| Task requirements |
Scan the records below. Copy every line in which the word "subject" appears.

App and web page records
################
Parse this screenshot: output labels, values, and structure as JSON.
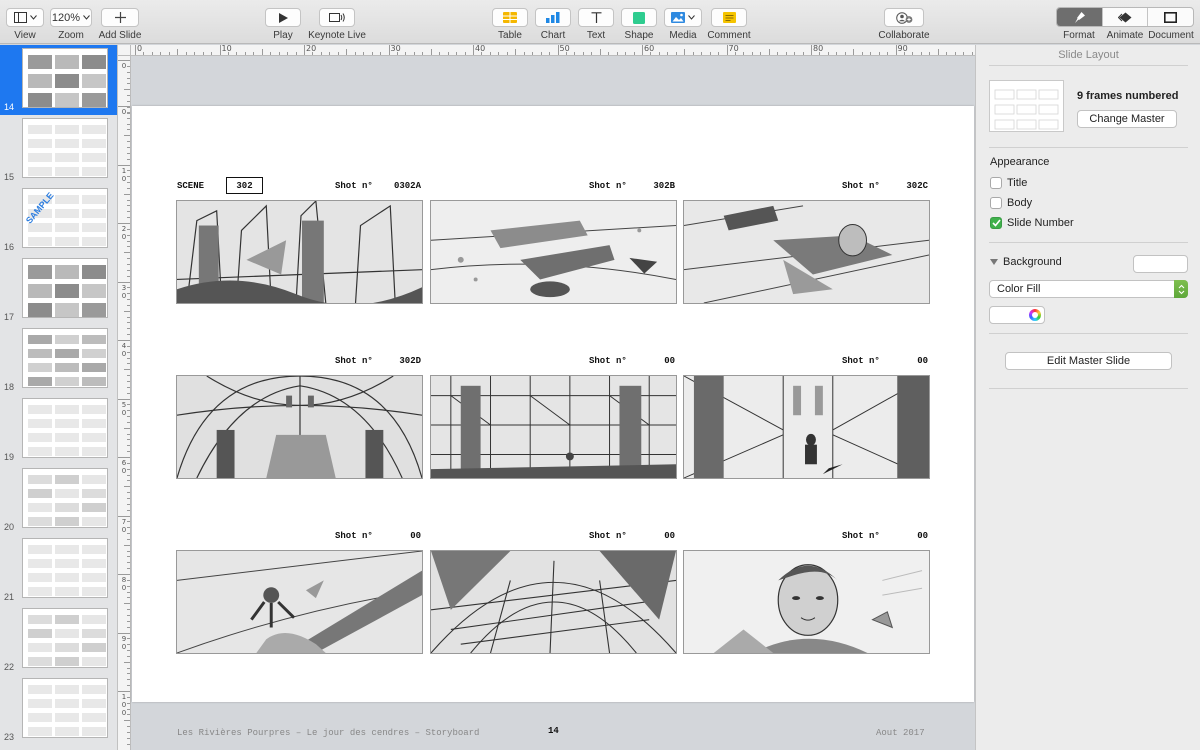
{
  "toolbar": {
    "view": {
      "label": "View",
      "icon": "sidebar-icon"
    },
    "zoom": {
      "label": "Zoom",
      "value": "120%"
    },
    "add_slide": {
      "label": "Add Slide",
      "icon": "plus-icon"
    },
    "play": {
      "label": "Play",
      "icon": "play-icon"
    },
    "keynote_live": {
      "label": "Keynote Live",
      "icon": "keynote-live-icon"
    },
    "table": {
      "label": "Table",
      "icon": "table-icon",
      "color": "#f5b700"
    },
    "chart": {
      "label": "Chart",
      "icon": "chart-icon",
      "color": "#1e88e5"
    },
    "text": {
      "label": "Text",
      "icon": "text-icon"
    },
    "shape": {
      "label": "Shape",
      "icon": "shape-icon",
      "color": "#2ecc8f"
    },
    "media": {
      "label": "Media",
      "icon": "media-icon",
      "color": "#2f8ae0"
    },
    "comment": {
      "label": "Comment",
      "icon": "comment-icon",
      "color": "#f5c400"
    },
    "collaborate": {
      "label": "Collaborate",
      "icon": "collaborate-icon"
    },
    "format": {
      "label": "Format",
      "icon": "paintbrush-icon"
    },
    "animate": {
      "label": "Animate",
      "icon": "animate-icon"
    },
    "document": {
      "label": "Document",
      "icon": "document-icon"
    }
  },
  "navigator": {
    "selected_color": "#1e78f0",
    "slides": [
      {
        "number": "14",
        "selected": true
      },
      {
        "number": "15",
        "selected": false
      },
      {
        "number": "16",
        "selected": false,
        "stamp": "SAMPLE"
      },
      {
        "number": "17",
        "selected": false
      },
      {
        "number": "18",
        "selected": false
      },
      {
        "number": "19",
        "selected": false
      },
      {
        "number": "20",
        "selected": false
      },
      {
        "number": "21",
        "selected": false
      },
      {
        "number": "22",
        "selected": false
      },
      {
        "number": "23",
        "selected": false
      }
    ]
  },
  "rulers": {
    "horizontal": [
      "0",
      "10",
      "20",
      "30",
      "40",
      "50",
      "60",
      "70",
      "80",
      "90"
    ],
    "vertical": [
      "0",
      "0",
      "1 0",
      "2 0",
      "3 0",
      "4 0",
      "5 0",
      "6 0",
      "7 0",
      "8 0",
      "9 0",
      "1 0 0"
    ]
  },
  "slide": {
    "scene_label": "SCENE",
    "scene_number": "302",
    "shot_prefix": "Shot n°",
    "shots": [
      {
        "number": "0302A",
        "subject": "cathedral-debris"
      },
      {
        "number": "302B",
        "subject": "body-on-floor-legs"
      },
      {
        "number": "302C",
        "subject": "man-lying-face-up"
      },
      {
        "number": "302D",
        "subject": "gothic-vault"
      },
      {
        "number": "00",
        "subject": "scaffolding-nave"
      },
      {
        "number": "00",
        "subject": "figure-in-nave"
      },
      {
        "number": "00",
        "subject": "aerial-man-column"
      },
      {
        "number": "00",
        "subject": "ribbed-vault-scaffolding"
      },
      {
        "number": "00",
        "subject": "man-close-up"
      }
    ],
    "footer_title": "Les Rivières Pourpres – Le jour des cendres – Storyboard",
    "footer_page": "14",
    "footer_date": "Aout 2017"
  },
  "inspector": {
    "title": "Slide Layout",
    "master_name": "9 frames numbered",
    "change_master_label": "Change Master",
    "appearance_label": "Appearance",
    "checkboxes": [
      {
        "label": "Title",
        "checked": false
      },
      {
        "label": "Body",
        "checked": false
      },
      {
        "label": "Slide Number",
        "checked": true
      }
    ],
    "background_label": "Background",
    "fill_type": "Color Fill",
    "fill_color": "#ffffff",
    "edit_master_label": "Edit Master Slide",
    "check_color": "#3fb14b"
  }
}
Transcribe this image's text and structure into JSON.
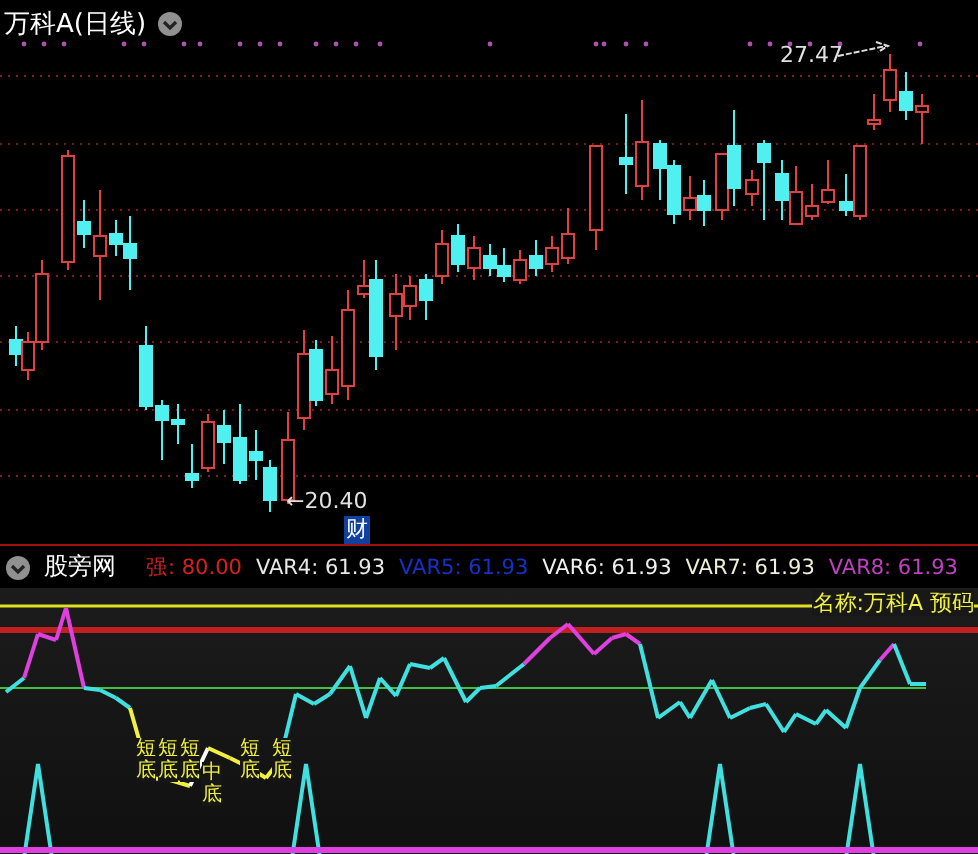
{
  "chart": {
    "title": "万科A(日线)",
    "high_label": "27.47",
    "low_label": "←20.40",
    "badge": "财"
  },
  "indicator": {
    "name": "股旁网",
    "values": [
      {
        "label": "强:",
        "value": "80.00",
        "color": "#d82020"
      },
      {
        "label": "VAR4:",
        "value": "61.93",
        "color": "#e8e8e8"
      },
      {
        "label": "VAR5:",
        "value": "61.93",
        "color": "#1830c8"
      },
      {
        "label": "VAR6:",
        "value": "61.93",
        "color": "#f0f0f0"
      },
      {
        "label": "VAR7:",
        "value": "61.93",
        "color": "#f0f0d8"
      },
      {
        "label": "VAR8:",
        "value": "61.93",
        "color": "#c040c0"
      }
    ],
    "caption": "名称:万科A 预码",
    "signals": [
      {
        "text": "短底"
      },
      {
        "text": "短底"
      },
      {
        "text": "短底"
      },
      {
        "text": "中底"
      },
      {
        "text": "短底"
      },
      {
        "text": "短底"
      }
    ]
  }
}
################
| Task result |
        "subject": "cathedral-debris"
        "subject": "body-on-floor-legs"
        "subject": "man-lying-face-up"
        "subject": "gothic-vault"
        "subject": "scaffolding-nave"
        "subject": "figure-in-nave"
        "subject": "aerial-man-column"
        "subject": "ribbed-vault-scaffolding"
        "subject": "man-close-up"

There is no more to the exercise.